An exemplary system of roads is shown in the figure. Suppose Byteasar wants to visit the sites 2, 3, 4 and 5, and he would like to visit 2 before 3, and 4 and 5 after 3. Then the shortest route leads through sites 1, 2, 4, 3, 4, 5, 8 and its length is 19.
Note that the site 4 appears on the route both before and after the site 3. It is perfectly OK and means that Byteasar will not stop there before visiting site 3, since his requirements disallow it. He is, however, allowed to pass through the site 4 without stopping before visiting the site 3 - and this is exactly what he is going to do!
Write a programme that:
In the first line of the standard input there are three integers n, m and k, separated by single spaces, 2 ≤ n ≤ 20,000, 1 ≤ m ≤ 200,000, 0 ≤ k ≤ 20; furthermore, inequality k ≤ n-2 holds.

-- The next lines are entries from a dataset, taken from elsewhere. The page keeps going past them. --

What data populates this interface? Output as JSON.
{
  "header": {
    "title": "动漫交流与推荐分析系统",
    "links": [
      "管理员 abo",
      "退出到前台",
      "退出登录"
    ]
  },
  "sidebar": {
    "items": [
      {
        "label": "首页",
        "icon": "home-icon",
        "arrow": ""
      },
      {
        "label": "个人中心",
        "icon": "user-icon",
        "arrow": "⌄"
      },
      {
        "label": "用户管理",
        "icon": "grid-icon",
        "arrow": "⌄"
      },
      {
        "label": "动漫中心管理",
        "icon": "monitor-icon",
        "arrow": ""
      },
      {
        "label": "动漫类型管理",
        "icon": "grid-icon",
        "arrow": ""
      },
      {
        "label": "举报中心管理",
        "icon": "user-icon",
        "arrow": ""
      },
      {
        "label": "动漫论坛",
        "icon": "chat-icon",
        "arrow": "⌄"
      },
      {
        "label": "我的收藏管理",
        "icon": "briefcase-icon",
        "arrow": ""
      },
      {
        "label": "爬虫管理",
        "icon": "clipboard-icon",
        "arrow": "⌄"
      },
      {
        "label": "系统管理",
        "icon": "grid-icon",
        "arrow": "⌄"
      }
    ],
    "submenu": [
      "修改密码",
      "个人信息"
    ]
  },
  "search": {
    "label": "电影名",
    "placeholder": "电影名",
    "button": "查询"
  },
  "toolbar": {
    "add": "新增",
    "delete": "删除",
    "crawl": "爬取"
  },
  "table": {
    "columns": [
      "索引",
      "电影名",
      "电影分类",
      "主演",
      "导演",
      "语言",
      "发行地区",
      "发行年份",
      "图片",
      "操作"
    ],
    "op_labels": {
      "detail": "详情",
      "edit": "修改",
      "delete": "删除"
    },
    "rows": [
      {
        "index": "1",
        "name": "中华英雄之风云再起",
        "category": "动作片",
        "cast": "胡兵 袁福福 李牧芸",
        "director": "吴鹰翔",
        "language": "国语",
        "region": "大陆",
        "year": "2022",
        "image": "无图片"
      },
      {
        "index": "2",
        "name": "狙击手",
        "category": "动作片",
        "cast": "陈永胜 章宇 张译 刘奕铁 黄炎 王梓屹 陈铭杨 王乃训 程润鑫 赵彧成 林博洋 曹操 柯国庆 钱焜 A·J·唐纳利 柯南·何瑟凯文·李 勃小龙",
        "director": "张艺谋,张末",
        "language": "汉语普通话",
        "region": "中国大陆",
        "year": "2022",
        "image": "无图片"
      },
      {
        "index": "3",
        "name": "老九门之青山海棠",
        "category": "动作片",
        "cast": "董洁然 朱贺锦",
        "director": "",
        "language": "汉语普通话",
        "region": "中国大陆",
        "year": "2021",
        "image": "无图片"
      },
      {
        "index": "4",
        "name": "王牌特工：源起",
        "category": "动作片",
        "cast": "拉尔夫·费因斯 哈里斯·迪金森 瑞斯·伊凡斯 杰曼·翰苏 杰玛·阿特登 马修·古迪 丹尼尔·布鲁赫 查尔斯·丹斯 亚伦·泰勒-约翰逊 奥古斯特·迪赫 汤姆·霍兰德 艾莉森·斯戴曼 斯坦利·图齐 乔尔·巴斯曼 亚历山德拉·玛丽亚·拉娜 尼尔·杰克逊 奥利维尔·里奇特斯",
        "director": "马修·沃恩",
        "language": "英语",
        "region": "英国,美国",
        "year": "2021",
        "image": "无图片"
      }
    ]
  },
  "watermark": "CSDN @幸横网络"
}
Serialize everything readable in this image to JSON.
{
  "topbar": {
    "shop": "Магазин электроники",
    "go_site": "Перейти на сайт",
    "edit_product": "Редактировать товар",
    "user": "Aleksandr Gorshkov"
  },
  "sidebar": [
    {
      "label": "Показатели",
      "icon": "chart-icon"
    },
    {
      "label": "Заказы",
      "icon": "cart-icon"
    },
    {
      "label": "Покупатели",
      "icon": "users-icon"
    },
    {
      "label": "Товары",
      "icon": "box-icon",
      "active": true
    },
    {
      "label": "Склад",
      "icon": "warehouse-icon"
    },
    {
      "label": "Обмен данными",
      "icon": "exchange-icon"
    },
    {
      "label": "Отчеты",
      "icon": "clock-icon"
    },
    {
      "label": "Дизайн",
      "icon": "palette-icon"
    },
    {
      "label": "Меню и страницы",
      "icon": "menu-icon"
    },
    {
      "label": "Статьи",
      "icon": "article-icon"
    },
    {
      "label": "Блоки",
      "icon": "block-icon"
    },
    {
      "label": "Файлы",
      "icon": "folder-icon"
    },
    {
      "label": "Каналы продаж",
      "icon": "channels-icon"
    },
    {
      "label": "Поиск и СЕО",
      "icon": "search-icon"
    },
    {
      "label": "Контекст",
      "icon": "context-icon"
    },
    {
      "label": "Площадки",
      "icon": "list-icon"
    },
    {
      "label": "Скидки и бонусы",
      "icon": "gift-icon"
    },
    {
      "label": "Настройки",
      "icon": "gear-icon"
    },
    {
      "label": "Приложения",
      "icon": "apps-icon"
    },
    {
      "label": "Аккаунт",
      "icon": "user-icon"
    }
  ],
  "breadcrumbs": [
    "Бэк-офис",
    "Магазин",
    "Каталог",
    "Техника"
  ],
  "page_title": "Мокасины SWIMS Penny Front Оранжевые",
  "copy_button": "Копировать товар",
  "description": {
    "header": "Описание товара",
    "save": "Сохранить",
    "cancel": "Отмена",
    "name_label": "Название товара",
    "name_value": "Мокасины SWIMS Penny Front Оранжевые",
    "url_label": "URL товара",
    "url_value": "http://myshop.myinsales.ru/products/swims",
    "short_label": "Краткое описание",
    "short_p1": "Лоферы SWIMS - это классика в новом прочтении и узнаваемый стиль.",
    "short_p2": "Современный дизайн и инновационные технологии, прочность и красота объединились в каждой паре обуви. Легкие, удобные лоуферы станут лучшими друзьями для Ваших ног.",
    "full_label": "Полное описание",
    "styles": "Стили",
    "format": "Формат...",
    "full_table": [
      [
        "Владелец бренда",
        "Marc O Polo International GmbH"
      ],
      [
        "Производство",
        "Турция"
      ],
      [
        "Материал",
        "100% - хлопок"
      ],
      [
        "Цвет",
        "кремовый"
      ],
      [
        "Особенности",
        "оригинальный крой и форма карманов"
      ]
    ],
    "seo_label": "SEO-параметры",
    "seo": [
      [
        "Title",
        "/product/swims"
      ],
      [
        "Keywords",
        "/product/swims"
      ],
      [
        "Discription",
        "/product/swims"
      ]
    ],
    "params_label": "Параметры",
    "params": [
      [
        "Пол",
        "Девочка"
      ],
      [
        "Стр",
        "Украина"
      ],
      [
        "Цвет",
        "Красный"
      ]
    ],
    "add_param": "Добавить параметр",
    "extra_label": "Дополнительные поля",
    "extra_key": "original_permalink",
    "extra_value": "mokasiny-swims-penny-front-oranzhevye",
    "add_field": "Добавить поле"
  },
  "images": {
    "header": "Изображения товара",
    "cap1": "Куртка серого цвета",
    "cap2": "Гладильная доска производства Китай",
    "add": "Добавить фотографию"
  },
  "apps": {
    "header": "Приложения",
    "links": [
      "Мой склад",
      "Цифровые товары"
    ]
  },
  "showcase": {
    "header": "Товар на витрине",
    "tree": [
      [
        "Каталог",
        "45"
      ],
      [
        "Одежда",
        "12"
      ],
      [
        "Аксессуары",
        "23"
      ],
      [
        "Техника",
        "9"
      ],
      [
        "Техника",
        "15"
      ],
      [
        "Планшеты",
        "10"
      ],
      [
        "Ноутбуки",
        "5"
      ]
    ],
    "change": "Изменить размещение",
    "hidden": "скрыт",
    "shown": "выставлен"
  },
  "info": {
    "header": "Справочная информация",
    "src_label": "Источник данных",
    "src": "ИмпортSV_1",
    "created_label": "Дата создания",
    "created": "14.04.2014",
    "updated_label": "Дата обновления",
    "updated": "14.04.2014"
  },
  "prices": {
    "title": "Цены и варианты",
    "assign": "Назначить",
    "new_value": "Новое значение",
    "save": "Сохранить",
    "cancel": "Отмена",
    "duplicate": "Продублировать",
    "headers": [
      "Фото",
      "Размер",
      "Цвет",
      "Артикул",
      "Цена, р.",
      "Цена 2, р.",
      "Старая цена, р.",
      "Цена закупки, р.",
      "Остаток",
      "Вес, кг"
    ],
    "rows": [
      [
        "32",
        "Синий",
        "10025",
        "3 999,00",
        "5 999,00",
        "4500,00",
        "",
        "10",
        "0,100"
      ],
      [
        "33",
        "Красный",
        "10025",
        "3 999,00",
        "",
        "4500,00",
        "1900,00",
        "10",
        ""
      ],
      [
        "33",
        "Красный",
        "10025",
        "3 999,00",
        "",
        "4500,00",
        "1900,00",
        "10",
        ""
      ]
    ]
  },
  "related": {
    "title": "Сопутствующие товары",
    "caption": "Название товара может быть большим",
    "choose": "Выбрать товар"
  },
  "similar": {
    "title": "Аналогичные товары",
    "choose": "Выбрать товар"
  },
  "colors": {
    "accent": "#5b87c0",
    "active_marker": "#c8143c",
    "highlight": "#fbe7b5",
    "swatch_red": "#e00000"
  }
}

The following m lines contain the descriptions of the roads, exactly one in each line. The (i+1)’th line contains three integers pi, qi and li, separated by single spaces, 1 ≤ pi < qi ≤ n, 1 ≤ li ≤ 1,000.These numbers denote a road linking the sites pi and qi of length li. You can safely assume that for each set of test data it is possible to get from Bitingham to Byteburg and each of the sites Byteasar wants to visit.
In the (m+1)’th line there is one integer g, (0 ≤ g ≤k⋅(k-1)/2}). It is the number of restrictions regarding the order in which Byteasar wants to visit the sites of his selection. These restrictions are given in the following g lines, one in each line. The (m+i+1)’th line contains two integers ri and si separated by a single space, 2 ≤ ri ≤ k+1, 2 ≤ si ≤ k+1, ri≠si. The pair ri and si means that Byteasar wants to visit the site ri before visiting the site si. It does not, however, prevent him from passing through si before visiting ri nor passing through ri after having visited si. He is free to do so, as long as he does not stop by and visit the tourist attractions. It is guaranteed that for each set of test data at least one order of visiting the selected sites while satisfying all the restrictions exists.
In the first and only line of the standard output one integer should be written, i.e. the length of the shortest path from Bitingham to Byteburg passing in a proper order through all the sites Byteasar has selected.
8 15 4 1 2 3 1 3 4 1 4 4 1 6 2 1 7 3 2 3 6 2 4 2 2 5 2 3 4 3 3 6 3 3 8 6 4 5 2 4 8 6 5 7 4 5 8 6 3 2 3 3 4 3 5